The first endeavor of this campaign is in progress. NASA’s Mars 2020 Perseverance rover launched in July and is set to land on the Red Planet on February 18, 2021. The car-size rover will search for signs of ancient microbial life. Using a coring drill at the end of its robotic arm, Perseverance has the capability to gather samples of Martian rock and regolith (broken rock and dust) and hermetically seal them in collection tubes. Perseverance can deposit these samples at designated locations on the Martian surface or store them internally.
In the next steps of the MSR campaign, NASA and ESA will provide respective components for a Sample Retrieval Lander mission and an Earth Return Orbiter mission, with launches planned in the latter half of this decade. The Sample Retrieval Lander mission will deliver a Sample Fetch Rover and Mars Ascent Vehicle to the surface of Mars. The rover will retrieve the samples and transport them to the lander. The Perseverance rover also provides a potential capability for the delivery of collection tubes to the lander.

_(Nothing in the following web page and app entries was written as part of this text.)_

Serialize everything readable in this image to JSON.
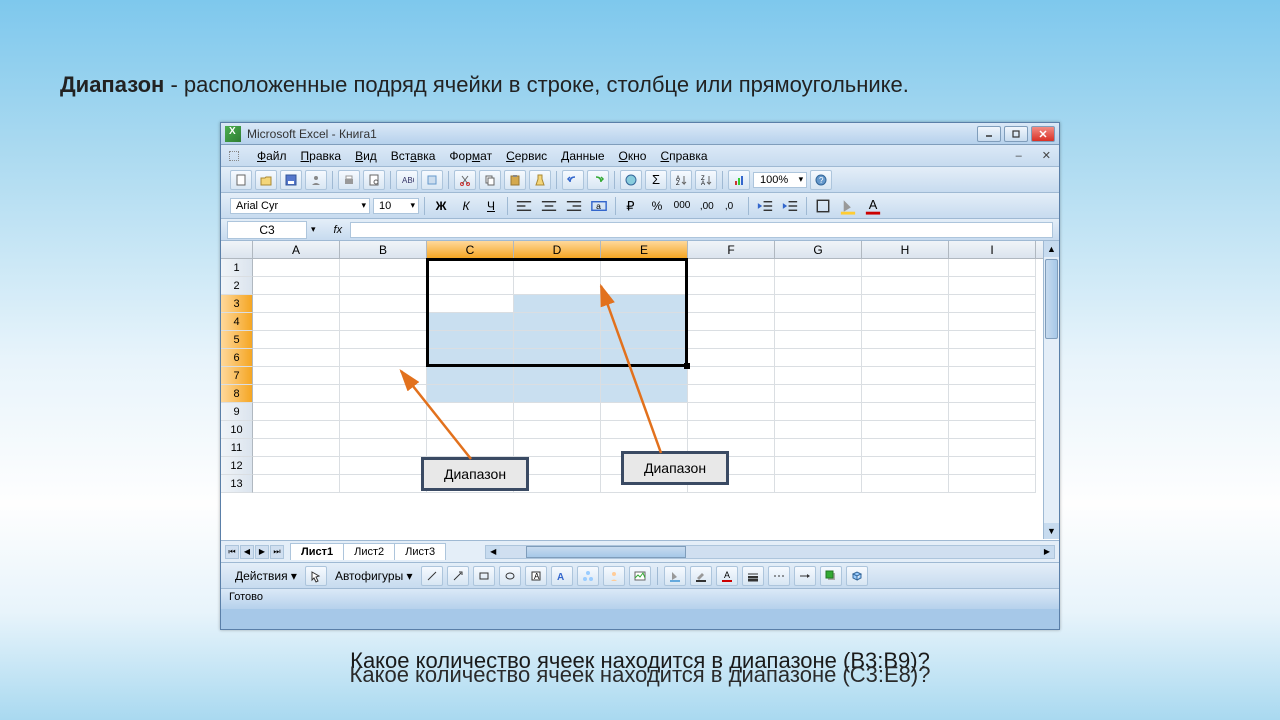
{
  "title_bold": "Диапазон",
  "title_rest": " - расположенные подряд ячейки в строке, столбце или прямоугольнике.",
  "window_title": "Microsoft Excel - Книга1",
  "menus": [
    "Файл",
    "Правка",
    "Вид",
    "Вставка",
    "Формат",
    "Сервис",
    "Данные",
    "Окно",
    "Справка"
  ],
  "font_name": "Arial Cyr",
  "font_size": "10",
  "name_box": "C3",
  "zoom": "100%",
  "columns": [
    "A",
    "B",
    "C",
    "D",
    "E",
    "F",
    "G",
    "H",
    "I"
  ],
  "rows": [
    "1",
    "2",
    "3",
    "4",
    "5",
    "6",
    "7",
    "8",
    "9",
    "10",
    "11",
    "12",
    "13"
  ],
  "selected_cols": [
    "C",
    "D",
    "E"
  ],
  "selected_rows": [
    "3",
    "4",
    "5",
    "6",
    "7",
    "8"
  ],
  "active_cell": "C3",
  "sheets": [
    "Лист1",
    "Лист2",
    "Лист3"
  ],
  "drawing_label": "Действия",
  "autoshapes": "Автофигуры",
  "status": "Готово",
  "callout1": "Диапазон",
  "callout2": "Диапазон",
  "question1": "Какое количество ячеек находится в диапазоне (B3:B9)?",
  "question2": "Какое количество ячеек находится в диапазоне (C3:E8)?"
}
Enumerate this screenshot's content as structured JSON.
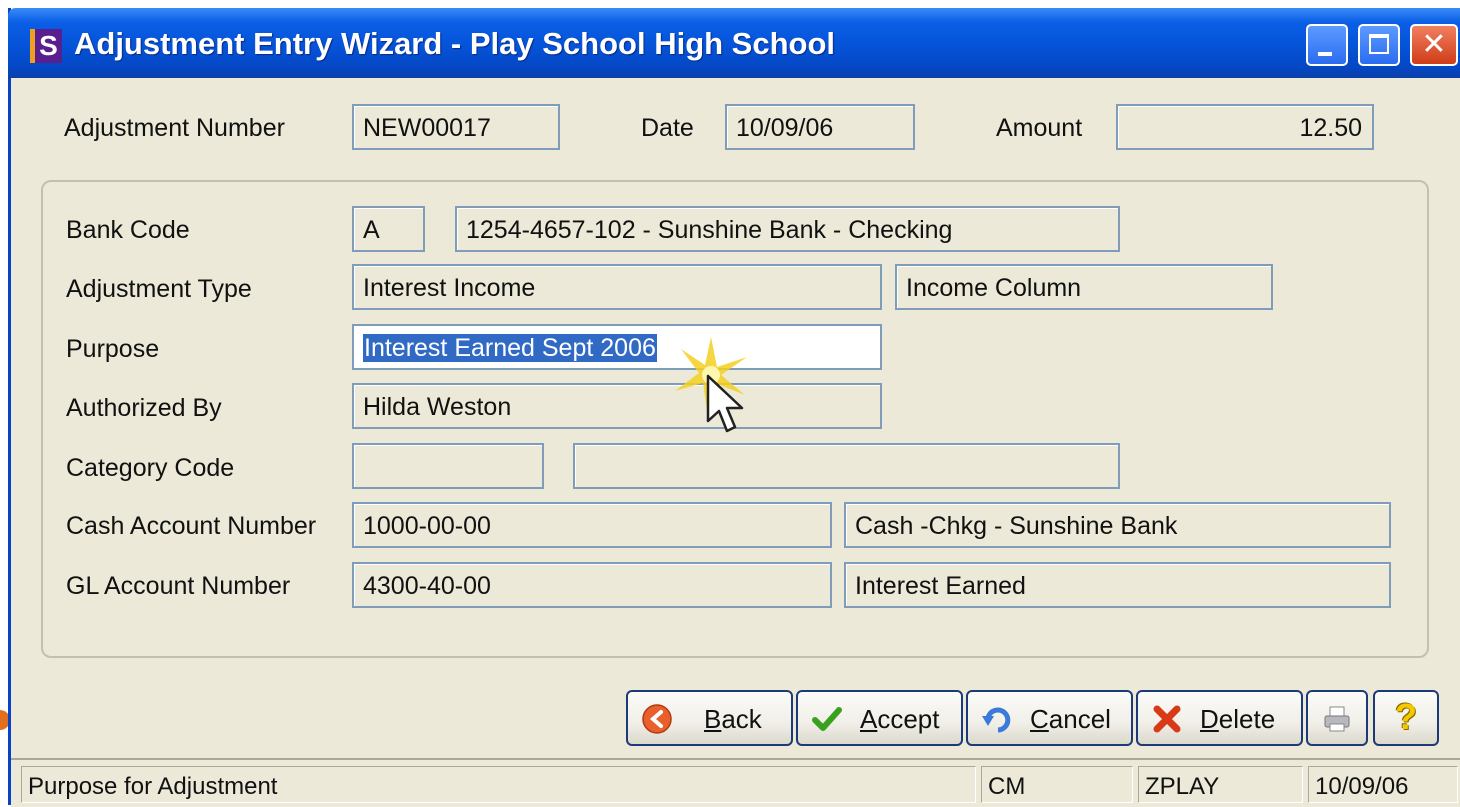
{
  "window": {
    "title": "Adjustment Entry Wizard - Play School High School",
    "icon_letter": "S",
    "controls": [
      "minimize-icon",
      "maximize-icon",
      "close-icon"
    ]
  },
  "header": {
    "adjustment_number_label": "Adjustment Number",
    "adjustment_number": "NEW00017",
    "date_label": "Date",
    "date": "10/09/06",
    "amount_label": "Amount",
    "amount": "12.50"
  },
  "form": {
    "bank_code_label": "Bank Code",
    "bank_code": "A",
    "bank_desc": "1254-4657-102 - Sunshine Bank - Checking",
    "adjustment_type_label": "Adjustment Type",
    "adjustment_type": "Interest Income",
    "adjustment_column": "Income Column",
    "purpose_label": "Purpose",
    "purpose": "Interest Earned Sept 2006",
    "authorized_by_label": "Authorized By",
    "authorized_by": "Hilda Weston",
    "category_code_label": "Category Code",
    "category_code": "",
    "category_desc": "",
    "cash_account_label": "Cash Account Number",
    "cash_account": "1000-00-00",
    "cash_account_desc": "Cash -Chkg - Sunshine Bank",
    "gl_account_label": "GL Account Number",
    "gl_account": "4300-40-00",
    "gl_account_desc": "Interest Earned"
  },
  "buttons": {
    "back": {
      "hot": "B",
      "rest": "ack",
      "icon": "back-arrow-icon"
    },
    "accept": {
      "hot": "A",
      "rest": "ccept",
      "icon": "checkmark-icon"
    },
    "cancel": {
      "hot": "C",
      "rest": "ancel",
      "icon": "undo-icon"
    },
    "delete": {
      "hot": "D",
      "rest": "elete",
      "icon": "delete-x-icon"
    },
    "print_icon": "printer-icon",
    "help_icon": "help-icon",
    "help_glyph": "?"
  },
  "statusbar": {
    "message": "Purpose for Adjustment",
    "user_initials": "CM",
    "database": "ZPLAY",
    "date": "10/09/06"
  },
  "colors": {
    "title_bar": "#0553d8",
    "window_bg": "#ece9d8",
    "field_border": "#7f9db9",
    "selection": "#316ac5"
  }
}
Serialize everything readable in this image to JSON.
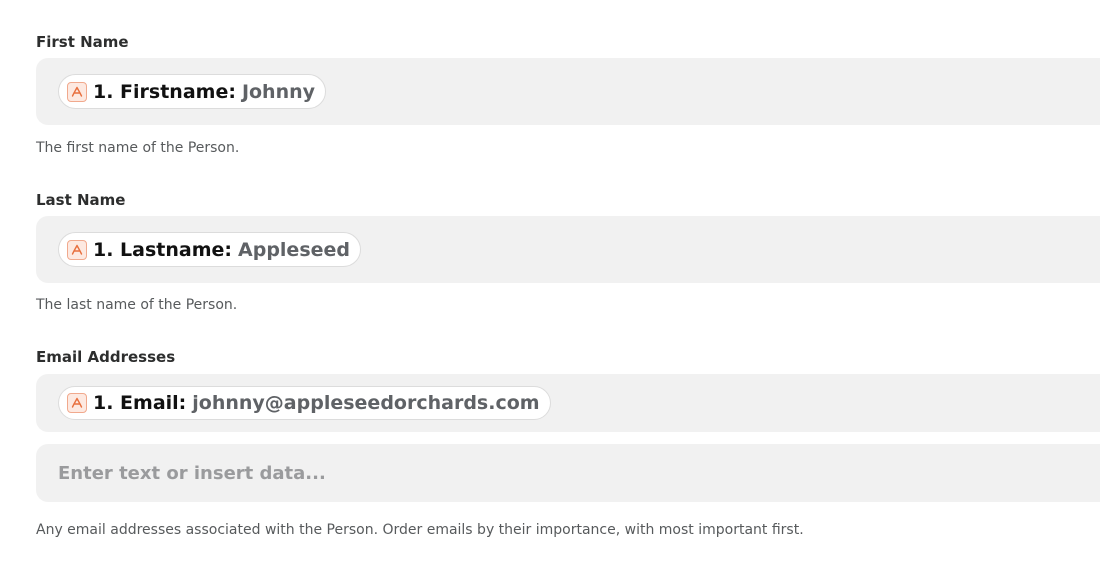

A robotic arm on the lander will transfer the samples into a container embedded in the nose of the Mars Ascent Vehicle.
Once sealed, the system will prepare for the first launch from another planet. In Mars orbit, the Earth Return Orbiter will rendezvous with and capture the sealed sample container and then place the samples in an additional high-reliability containment capsule for return to Earth in the early 2030s.
Bringing Mars samples back to Earth will allow scientists worldwide to examine the specimens using sophisticated instruments too large and too complex to send to Mars and will enable future generations to study them using technology not yet available. Curating the samples on Earth will allow the science community to test new theories and models as they are developed, much as the Apollo samples returned from the Moon have done for decades.
For more information about activities on Mars, visit http://www.nasa.gov/mars.